by Carol Bryant, BlogPaws PR and Marketing Manager
How many hashtags are too many?
When should I use a hashtag?
How can I find out which hashtags are trending or popular?
Are hashtags the same across all social media platforms?
The above are four of the most common questions I am asked in the course of any given month here at BlogPaws. As with most things in life, moderation is key. If nothing else, moderation with purposeful use of hashtags will work better than spamming or overkill with hashtags.
A hashtag is that funky number symbol that looks like this: #. By using a hashtag symbol before a relevant keyword or phrase, folks can more easily follow along with your message or any message associated with it.
Case in point on Twitter:
Does it drive you nuts trying to figure out what certain hashtags mean? Discover what hashtags mean, and add your own definitions with tagdef.com.
Now for some do’s and don’ts when hashtagging:
- Be as specific as possible when using a hashtag. If you want to connect with other cat bloggers, try #catblog #catblogging and/or #catblogger.
- When creating a new hashtag, ensure that it isn’t already being used. No one actually “owns” a hashtag but you certainly don’t want to Tweet with a hashtag that has previously been used. You can easily find this information by searching for a hashtag on tagboard.com. Type in “funnydogs.” Of course, this is heavily used so there is nothing new about it. However, you can jump on the #funnydogs hashtag bandwagon if you post a funny photo of your dog on social media.

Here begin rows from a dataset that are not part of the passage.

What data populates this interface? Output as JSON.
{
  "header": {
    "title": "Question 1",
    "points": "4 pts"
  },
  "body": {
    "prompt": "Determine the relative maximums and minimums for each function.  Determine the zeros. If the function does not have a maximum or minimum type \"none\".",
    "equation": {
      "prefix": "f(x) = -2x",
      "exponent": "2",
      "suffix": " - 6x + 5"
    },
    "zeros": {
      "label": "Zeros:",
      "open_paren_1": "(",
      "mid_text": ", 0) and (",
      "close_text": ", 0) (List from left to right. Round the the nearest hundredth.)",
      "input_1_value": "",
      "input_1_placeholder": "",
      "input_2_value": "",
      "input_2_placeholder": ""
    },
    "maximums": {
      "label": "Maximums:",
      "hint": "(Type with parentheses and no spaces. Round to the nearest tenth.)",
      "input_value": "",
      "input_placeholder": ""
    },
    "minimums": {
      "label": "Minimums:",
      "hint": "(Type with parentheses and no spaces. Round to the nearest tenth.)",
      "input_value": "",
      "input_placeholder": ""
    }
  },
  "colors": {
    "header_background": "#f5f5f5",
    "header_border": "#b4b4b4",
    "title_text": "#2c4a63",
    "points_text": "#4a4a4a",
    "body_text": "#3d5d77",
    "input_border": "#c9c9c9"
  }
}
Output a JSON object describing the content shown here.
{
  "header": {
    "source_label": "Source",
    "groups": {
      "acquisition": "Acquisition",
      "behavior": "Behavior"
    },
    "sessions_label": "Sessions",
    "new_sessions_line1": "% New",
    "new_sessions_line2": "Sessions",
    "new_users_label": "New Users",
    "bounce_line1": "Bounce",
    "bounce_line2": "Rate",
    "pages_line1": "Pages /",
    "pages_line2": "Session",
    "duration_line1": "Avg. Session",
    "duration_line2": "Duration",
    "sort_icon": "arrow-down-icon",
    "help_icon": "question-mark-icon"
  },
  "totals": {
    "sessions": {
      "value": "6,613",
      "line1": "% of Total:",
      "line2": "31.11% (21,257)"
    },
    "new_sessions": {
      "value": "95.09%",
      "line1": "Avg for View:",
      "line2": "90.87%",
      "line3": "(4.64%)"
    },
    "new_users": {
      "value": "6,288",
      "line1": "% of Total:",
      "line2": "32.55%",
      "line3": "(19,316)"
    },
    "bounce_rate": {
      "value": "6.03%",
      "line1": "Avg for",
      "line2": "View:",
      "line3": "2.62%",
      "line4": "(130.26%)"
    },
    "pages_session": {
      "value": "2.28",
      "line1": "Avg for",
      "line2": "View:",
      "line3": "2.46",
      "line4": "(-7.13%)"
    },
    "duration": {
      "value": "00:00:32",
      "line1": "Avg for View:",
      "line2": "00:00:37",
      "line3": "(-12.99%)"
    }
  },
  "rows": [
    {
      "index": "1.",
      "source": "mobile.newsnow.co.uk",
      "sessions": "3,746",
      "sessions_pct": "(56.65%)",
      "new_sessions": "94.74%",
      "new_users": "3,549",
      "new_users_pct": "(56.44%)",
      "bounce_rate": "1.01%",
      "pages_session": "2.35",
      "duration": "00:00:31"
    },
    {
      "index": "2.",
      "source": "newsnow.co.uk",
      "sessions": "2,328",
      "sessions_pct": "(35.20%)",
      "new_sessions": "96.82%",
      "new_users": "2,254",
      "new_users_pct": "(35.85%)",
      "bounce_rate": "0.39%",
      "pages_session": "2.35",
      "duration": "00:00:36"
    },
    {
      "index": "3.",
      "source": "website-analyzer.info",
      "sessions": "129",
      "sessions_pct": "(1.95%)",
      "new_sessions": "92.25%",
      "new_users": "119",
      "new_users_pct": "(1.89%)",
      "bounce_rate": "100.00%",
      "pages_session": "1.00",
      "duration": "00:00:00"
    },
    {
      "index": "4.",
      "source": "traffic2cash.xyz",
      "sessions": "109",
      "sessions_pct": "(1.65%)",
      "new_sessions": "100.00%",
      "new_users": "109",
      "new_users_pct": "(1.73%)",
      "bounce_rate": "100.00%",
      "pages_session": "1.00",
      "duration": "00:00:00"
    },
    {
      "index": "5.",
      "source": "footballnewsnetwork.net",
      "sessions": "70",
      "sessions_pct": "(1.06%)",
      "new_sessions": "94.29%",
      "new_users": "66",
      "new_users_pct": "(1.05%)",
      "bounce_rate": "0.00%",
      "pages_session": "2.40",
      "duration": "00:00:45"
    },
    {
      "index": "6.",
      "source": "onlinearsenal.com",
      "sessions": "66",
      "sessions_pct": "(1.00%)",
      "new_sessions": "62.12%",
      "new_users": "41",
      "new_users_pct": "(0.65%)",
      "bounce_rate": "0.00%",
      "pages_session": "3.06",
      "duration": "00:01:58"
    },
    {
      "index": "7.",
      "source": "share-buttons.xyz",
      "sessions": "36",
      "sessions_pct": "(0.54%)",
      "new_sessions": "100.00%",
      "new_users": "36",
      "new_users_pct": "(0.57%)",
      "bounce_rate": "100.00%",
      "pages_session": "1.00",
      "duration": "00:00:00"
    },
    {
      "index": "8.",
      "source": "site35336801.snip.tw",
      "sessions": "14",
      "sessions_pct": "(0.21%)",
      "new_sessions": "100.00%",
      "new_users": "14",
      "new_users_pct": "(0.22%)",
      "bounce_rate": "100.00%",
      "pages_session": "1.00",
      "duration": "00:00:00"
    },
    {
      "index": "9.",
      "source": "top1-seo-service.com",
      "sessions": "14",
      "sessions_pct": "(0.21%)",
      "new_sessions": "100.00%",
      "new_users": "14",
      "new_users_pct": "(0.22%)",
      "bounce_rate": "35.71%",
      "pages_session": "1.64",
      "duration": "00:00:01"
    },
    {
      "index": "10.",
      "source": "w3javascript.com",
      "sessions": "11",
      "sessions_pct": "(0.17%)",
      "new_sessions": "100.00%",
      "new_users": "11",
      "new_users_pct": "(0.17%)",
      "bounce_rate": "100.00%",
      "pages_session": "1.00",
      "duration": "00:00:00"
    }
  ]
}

- Do connect with other like-minded bloggers in your niche and engage in Twitter chats, including #BlogPawsChat. Online Twitter chats are a fantastic way to network, learn, connect with other bloggers, brands, and ask questions while growing a Twitter account. Ensure the #BlogPawsChat hashtag, for example, is included with every tweet or folks will not see what you have to say. The #BlogPawsChat takes place on Twitter every Tuesday night from 8 to 10 pm EDT except the third Tuesday of the month.
- Let your hair down and show a sense of humanity or humor, maybe even both. If I take a cute picture of my dog wearing a sweet outfit but looking annoyed, I might hashtag #IWillGetEven, for example. It’s not that I think tons of people are going to be hashtagging that, but it is funny and may even do more for a Tweet than one loaded with hashtags.
- Don’t over hashtag a tweet or social share on Instagram, etc. It is incredibly annoying and appears somewhat spammy to see something like this. Less is often more.
- Make a super long hashtag. #ILoveMyDogAndHeIsSoCute is not a good example; #cutedog and #doglover are more appropriate.
- Use hashtags in the same way on Facebook as you do on other social media platforms like Instagram and Twitter. Clicking on Facebook hashtags will take you to a stream of posts that contain the same hashtag. You must, however, put the hashtag in the original post. Go light on Facebook hashtags; there are mixed feelings about them. Some say they work and others say they do not. More about Facebook hashtags.
How many hashtags are too many?
Let your instincts guide you on this one, but don’t overdo it.
Instagram is a different kind of beast. There are hashtags created specifically for Instagram photo challenges, days of the week, and more. Some of these include:
Instagram is an online photo sharing service that allows you to upload photos, apply effects or filters, then share them to a variety of other places.
What Instagram Isn’t
Instagram is not Pinterest. You don’t have to separate your pictures into “boards,” and there are no categories to build. Instagram is not something you have to worry about building and following and gaining new followers unless that’s your thing. If you love your dog/cat/ferret/bunny, etc, want to show the world, and see pictures of other people who love their pet (amongst other things), Instagram is all that and then some.
Vine uses hashtags in very much the same way. Get more scoop from me at the BlogPaws Conference in May for Instagram Tips for Rock Stars. #shamelessplug
On blogs, content is king; on Instagram, conversation is king. Use your blog’s key SEO keywords as hashtags. Test different hashtags out. If others are posting content that fits your niche with your hashtag
Here are a two more Instagram hashtags to dive into:
#Regram: Use this hashtag when you are posting something that was previously posted by a fan.
#LaterGram: If something happened a while ago but that photo was never posted, you would tag it #latergram. So if a month after the #BlogPaws Conference you go through images and post one from Nashville, tag it #latergram. Millions are using it; go look!
Follow BlogPaws on Instagram here and we will follow back!
Search, track, and comment: These are the three basic tenets of a hashtag. People come together with a similar purpose, intent, or idea via hashtag.
Be concise: Don’t have long, crude, or inappropriate hashtags. Use them with purpose and intent but don’t go overboard.
No spaces in hashtags and be clear.
No: # Blog Paws Chat
In close, if we actually talked in hashtags, imagine what it would sound like. Probably something like this: